YOUR INSTRUCTIONS: The job is to find each line in the entries holding the string "fichier" and copy that line.

[Page and application data records]
======

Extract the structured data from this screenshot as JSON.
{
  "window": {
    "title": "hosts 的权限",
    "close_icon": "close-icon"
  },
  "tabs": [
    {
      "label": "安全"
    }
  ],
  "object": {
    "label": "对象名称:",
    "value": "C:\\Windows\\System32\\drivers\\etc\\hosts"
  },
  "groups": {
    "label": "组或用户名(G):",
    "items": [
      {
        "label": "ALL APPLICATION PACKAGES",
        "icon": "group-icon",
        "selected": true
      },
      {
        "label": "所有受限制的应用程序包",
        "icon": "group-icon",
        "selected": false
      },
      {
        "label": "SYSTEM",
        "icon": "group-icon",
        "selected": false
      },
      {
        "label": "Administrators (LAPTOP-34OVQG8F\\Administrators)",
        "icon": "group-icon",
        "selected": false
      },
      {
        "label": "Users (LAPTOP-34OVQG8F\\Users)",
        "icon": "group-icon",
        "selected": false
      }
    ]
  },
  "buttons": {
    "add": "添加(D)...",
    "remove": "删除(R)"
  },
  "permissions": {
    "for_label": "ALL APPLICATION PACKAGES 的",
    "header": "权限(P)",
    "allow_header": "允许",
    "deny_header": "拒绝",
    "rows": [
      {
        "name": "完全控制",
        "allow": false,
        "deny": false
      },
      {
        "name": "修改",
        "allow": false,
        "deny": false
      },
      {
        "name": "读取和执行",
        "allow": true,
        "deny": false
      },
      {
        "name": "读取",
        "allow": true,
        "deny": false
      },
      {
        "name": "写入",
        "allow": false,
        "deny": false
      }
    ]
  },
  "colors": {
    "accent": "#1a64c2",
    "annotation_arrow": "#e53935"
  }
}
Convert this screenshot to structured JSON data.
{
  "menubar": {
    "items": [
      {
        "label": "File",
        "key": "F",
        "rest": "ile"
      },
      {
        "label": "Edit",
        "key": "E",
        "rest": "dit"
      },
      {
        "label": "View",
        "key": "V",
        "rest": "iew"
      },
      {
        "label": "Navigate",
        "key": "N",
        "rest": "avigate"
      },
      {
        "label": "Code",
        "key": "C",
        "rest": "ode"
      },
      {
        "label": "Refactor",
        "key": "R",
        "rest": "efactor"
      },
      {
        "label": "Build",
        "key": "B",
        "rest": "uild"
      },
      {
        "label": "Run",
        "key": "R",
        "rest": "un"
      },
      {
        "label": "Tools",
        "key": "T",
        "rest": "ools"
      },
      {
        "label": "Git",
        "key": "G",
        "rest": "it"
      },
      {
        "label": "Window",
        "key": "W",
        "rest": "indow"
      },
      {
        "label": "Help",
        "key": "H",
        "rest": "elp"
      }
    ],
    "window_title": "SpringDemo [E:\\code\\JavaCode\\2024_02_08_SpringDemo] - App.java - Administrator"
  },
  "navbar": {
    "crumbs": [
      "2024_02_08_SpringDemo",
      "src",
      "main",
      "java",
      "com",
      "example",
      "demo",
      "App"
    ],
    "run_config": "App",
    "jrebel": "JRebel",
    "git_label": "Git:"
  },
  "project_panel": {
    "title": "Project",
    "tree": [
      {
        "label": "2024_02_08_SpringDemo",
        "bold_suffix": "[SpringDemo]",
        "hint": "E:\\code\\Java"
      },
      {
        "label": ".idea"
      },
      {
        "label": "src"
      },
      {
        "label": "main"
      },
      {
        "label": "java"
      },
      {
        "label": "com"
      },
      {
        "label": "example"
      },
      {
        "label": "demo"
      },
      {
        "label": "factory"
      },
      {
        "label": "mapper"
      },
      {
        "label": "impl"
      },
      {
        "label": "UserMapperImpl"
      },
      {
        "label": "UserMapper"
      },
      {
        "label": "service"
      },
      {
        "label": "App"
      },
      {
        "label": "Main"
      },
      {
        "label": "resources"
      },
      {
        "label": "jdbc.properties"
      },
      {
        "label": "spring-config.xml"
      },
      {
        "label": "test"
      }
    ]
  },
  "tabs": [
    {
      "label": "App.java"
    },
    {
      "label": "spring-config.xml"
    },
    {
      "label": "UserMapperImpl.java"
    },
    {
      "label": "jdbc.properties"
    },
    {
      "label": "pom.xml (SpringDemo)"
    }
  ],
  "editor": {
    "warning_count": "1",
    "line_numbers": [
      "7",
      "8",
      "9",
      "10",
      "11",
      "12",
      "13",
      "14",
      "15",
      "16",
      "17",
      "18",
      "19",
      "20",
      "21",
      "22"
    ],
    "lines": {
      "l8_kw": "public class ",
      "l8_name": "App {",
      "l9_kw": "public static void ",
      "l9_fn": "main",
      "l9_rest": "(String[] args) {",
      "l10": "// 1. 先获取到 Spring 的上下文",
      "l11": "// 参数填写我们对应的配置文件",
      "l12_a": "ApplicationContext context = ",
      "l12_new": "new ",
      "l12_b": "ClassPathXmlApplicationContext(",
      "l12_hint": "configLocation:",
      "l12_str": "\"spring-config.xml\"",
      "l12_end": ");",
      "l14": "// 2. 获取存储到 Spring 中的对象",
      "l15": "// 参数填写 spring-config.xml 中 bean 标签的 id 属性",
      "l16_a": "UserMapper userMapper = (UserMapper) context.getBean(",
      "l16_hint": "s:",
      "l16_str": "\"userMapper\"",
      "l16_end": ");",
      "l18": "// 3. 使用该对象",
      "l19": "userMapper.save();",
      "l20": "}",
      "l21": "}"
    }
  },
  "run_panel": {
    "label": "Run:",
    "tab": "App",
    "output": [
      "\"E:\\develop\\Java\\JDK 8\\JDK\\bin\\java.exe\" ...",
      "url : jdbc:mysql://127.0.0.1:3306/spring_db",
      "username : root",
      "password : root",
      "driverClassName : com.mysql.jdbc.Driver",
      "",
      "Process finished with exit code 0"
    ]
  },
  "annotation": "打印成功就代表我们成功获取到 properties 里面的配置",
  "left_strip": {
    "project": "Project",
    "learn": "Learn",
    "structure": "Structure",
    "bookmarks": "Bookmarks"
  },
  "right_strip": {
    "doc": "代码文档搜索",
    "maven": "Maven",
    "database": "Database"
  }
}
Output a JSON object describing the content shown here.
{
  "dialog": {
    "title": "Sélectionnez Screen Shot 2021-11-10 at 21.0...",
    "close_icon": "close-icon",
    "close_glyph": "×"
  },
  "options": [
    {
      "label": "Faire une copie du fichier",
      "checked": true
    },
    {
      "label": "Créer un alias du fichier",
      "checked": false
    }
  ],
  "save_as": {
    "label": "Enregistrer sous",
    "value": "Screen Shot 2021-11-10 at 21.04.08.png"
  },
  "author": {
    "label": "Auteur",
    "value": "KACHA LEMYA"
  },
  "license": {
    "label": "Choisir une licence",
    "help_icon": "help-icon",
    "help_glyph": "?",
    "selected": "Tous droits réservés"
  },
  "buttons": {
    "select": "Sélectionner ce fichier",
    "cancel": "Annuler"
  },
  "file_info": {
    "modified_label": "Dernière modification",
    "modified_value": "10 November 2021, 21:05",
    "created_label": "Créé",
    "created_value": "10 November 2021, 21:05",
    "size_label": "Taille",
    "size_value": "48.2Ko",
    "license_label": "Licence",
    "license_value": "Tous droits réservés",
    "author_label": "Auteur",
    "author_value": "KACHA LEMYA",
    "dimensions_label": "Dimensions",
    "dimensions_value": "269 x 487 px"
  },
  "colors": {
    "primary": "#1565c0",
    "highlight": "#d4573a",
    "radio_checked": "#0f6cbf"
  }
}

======

RESPONSE:
      "label": "Faire une copie du fichier",
      "label": "Créer un alias du fichier",
    "select": "Sélectionner ce fichier",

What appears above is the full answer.